The first work to offer a comprehensive pragmatist anthropology focusing on sensibility, habits, and human experience as contingently yet irreversibly enlanguaged.
Human Landscapes works out a pragmatist anthropology which the Classical Pragmatists never put together in a comprehensive form—despite the many insights on the topic to be found in Dewey's, James's, and Mead's texts. Roberta Dreon retrieves and develops this material in its astonishing modernity concerning current debates on the mind as embodied and enacted, philosophy of the emotions, social theory, and studies about the origins of human language. By assuming a basic continuity between natural developments and human culture, this text highlights the qualitative, pre-personal, habitual features of human experience constituting the background to rational decision-making, normativity, and reflection. The book rests on three pillars: a reconceptualization of sensibility as a function of life, rather than as a primarily cognitive faculty; a focus on habits, understood as pervasive features of human behaviors acquired by attuning to the social environment; and an interpretation of human experience as "enlanguaged," namely as contingently yet irreversibly embedded in a linguistic environment that has important loop effects on human sensibility and habitual conduct.
Roberta Dreon is Associate Professor of Aesthetics at Ca' Foscari University in Italy.
"Human Landscapes offers a novel pragmatist version of philosophical anthropology that has much to say about contemporary issues, including issues pertaining to embodied-enactive philosophy. " — Shaun Gallagher, University of Memphis
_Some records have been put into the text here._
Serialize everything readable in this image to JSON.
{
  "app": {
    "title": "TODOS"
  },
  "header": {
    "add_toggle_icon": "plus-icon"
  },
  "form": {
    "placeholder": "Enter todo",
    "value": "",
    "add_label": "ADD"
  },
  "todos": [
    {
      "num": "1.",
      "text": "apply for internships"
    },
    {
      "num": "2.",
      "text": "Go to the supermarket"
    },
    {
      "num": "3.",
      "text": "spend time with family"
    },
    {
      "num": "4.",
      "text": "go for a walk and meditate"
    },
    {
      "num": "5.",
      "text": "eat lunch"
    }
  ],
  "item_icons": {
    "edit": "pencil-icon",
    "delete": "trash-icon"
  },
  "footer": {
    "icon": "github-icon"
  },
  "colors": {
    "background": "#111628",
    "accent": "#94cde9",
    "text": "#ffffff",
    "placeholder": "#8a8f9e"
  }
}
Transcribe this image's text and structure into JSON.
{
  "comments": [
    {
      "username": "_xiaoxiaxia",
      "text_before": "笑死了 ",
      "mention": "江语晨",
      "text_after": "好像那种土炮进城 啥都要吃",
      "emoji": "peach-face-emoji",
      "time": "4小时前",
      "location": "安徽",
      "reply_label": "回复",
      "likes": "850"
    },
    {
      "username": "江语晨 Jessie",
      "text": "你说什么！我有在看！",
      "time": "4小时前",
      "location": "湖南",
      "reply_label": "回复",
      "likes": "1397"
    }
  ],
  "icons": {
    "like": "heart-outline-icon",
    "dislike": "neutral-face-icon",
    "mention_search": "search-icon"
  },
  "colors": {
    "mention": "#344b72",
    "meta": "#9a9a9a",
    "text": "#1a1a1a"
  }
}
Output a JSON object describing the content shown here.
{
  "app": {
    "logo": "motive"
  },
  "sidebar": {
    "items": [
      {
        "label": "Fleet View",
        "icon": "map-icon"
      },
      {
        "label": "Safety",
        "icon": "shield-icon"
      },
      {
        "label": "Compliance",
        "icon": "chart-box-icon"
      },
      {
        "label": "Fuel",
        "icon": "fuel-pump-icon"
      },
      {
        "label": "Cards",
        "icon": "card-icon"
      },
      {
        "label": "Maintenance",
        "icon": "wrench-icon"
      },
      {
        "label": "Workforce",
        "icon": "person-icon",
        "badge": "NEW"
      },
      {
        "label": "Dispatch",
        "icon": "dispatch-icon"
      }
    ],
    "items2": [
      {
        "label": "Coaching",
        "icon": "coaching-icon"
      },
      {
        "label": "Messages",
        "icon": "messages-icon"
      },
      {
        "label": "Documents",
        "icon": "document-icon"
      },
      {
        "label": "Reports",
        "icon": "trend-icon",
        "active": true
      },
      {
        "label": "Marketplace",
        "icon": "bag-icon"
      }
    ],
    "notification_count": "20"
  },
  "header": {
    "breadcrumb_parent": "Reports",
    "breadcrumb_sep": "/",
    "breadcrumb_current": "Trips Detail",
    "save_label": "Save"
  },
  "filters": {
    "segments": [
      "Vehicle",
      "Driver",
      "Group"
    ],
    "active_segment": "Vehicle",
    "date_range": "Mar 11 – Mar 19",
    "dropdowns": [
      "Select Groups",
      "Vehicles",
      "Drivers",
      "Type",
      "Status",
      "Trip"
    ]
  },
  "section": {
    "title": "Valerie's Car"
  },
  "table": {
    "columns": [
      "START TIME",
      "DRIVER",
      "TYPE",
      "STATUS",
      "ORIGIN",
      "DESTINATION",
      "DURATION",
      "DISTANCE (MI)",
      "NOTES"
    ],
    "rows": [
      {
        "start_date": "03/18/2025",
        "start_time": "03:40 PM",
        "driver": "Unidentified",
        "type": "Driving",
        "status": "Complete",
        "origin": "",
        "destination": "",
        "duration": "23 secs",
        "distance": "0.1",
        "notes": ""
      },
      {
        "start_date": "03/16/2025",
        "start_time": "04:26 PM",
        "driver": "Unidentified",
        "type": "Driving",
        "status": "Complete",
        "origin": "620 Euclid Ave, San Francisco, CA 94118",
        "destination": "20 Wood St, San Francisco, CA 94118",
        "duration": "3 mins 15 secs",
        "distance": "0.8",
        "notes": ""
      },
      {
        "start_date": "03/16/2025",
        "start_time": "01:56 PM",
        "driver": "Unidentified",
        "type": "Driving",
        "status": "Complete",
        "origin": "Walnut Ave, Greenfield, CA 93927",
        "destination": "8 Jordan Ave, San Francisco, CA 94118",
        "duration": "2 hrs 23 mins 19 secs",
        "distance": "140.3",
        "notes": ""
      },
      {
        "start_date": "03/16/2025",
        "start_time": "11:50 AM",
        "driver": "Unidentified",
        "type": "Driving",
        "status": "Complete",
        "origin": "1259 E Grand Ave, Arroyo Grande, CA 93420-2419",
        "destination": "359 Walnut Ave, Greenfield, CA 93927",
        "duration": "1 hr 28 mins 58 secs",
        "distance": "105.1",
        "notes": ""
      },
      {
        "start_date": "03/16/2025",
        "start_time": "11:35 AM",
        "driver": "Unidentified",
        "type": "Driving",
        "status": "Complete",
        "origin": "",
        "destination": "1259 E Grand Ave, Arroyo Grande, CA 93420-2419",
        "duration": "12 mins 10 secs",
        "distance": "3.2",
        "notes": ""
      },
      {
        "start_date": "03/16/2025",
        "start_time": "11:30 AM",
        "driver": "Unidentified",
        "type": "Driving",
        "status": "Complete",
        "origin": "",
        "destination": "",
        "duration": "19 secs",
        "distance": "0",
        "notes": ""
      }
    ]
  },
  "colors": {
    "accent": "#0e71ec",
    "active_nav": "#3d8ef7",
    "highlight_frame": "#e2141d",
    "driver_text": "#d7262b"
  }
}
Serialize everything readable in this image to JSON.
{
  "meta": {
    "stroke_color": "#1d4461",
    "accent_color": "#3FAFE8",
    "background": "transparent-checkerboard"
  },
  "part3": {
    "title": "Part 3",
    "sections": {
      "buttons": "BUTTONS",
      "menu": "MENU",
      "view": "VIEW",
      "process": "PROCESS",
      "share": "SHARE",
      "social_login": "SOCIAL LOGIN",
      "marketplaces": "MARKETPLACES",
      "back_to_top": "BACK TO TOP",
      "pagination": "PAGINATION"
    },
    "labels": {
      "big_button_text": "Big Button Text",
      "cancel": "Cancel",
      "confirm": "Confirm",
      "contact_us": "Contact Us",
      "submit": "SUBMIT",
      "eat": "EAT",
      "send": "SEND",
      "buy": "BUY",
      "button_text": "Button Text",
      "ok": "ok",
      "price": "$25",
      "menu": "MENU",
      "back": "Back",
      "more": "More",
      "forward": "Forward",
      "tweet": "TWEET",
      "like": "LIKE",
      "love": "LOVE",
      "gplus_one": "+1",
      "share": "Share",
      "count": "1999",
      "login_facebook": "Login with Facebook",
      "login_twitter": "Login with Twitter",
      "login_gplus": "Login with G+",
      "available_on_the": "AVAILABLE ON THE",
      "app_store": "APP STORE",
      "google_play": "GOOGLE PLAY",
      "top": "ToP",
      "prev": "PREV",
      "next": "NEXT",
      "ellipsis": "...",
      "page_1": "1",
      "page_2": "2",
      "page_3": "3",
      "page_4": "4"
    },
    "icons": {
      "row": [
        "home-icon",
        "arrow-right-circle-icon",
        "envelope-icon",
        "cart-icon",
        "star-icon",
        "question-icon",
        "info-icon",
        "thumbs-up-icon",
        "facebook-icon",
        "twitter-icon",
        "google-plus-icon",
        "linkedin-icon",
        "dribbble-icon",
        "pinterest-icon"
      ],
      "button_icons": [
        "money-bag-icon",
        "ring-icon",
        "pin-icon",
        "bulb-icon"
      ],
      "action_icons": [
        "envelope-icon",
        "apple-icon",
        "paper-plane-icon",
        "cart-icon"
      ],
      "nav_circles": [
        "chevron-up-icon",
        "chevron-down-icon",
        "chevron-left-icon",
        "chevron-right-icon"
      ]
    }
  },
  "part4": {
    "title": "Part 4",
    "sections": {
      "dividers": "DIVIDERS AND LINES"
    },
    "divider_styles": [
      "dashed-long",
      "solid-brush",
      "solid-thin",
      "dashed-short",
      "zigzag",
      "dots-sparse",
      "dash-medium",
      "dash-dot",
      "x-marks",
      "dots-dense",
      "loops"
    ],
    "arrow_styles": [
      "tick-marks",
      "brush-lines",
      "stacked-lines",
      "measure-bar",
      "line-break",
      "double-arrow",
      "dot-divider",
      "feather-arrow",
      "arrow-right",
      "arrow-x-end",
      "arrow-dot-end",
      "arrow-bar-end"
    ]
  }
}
"Stylistic fluency and both theoretical and historiographical thoroughness make this book quite important for the advancement of the current debate on human sensibility. The pragmatist point of view intersects with cognitive psychology and neuroscience, offering the map of a new philosophical anthropology that escapes inveterate dichotomies such as those of objective-subjective, natural-cultural, qualitative-quantitative, and cognitive-affective. " — Rosa Calcaterra, Roma Tre University